(Data records for software interfaces)

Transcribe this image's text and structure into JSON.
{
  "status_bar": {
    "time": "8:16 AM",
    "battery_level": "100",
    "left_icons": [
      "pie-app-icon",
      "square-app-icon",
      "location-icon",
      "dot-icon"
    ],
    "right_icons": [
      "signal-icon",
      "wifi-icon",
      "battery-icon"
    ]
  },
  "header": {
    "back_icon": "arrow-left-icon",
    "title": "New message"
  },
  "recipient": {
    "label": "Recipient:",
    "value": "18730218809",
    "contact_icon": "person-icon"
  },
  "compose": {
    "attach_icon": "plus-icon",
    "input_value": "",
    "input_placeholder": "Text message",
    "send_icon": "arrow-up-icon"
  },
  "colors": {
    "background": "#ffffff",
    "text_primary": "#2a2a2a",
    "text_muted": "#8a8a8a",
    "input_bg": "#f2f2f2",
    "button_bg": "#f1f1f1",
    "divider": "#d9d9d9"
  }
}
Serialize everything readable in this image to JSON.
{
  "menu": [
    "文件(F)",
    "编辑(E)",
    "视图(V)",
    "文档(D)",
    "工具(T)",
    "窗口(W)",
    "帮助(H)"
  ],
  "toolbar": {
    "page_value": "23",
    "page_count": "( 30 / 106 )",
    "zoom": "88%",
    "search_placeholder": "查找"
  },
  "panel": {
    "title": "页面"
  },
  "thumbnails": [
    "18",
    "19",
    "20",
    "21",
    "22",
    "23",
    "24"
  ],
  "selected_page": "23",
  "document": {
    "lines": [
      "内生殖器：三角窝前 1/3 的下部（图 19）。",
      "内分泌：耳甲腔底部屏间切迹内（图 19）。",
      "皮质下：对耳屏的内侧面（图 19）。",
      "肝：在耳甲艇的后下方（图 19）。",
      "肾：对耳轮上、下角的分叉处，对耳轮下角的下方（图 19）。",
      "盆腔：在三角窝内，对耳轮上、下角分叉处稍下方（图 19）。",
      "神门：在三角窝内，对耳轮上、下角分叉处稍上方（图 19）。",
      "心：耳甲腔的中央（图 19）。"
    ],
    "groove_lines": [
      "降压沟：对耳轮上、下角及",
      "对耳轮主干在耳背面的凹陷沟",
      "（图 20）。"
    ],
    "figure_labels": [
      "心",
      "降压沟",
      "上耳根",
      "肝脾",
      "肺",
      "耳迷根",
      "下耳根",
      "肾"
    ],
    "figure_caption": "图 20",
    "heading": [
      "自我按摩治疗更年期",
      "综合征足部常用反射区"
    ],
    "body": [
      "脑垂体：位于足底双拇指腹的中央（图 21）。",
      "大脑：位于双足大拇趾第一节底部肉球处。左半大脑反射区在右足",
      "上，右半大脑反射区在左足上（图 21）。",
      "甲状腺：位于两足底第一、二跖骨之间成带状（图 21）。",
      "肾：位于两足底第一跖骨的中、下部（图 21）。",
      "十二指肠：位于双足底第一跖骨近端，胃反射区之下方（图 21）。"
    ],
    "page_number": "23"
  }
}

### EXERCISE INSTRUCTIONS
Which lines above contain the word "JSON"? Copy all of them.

### ANSWER TO THE EXERCISE
Transcribe this image's text and structure into JSON.
Serialize everything readable in this image to JSON.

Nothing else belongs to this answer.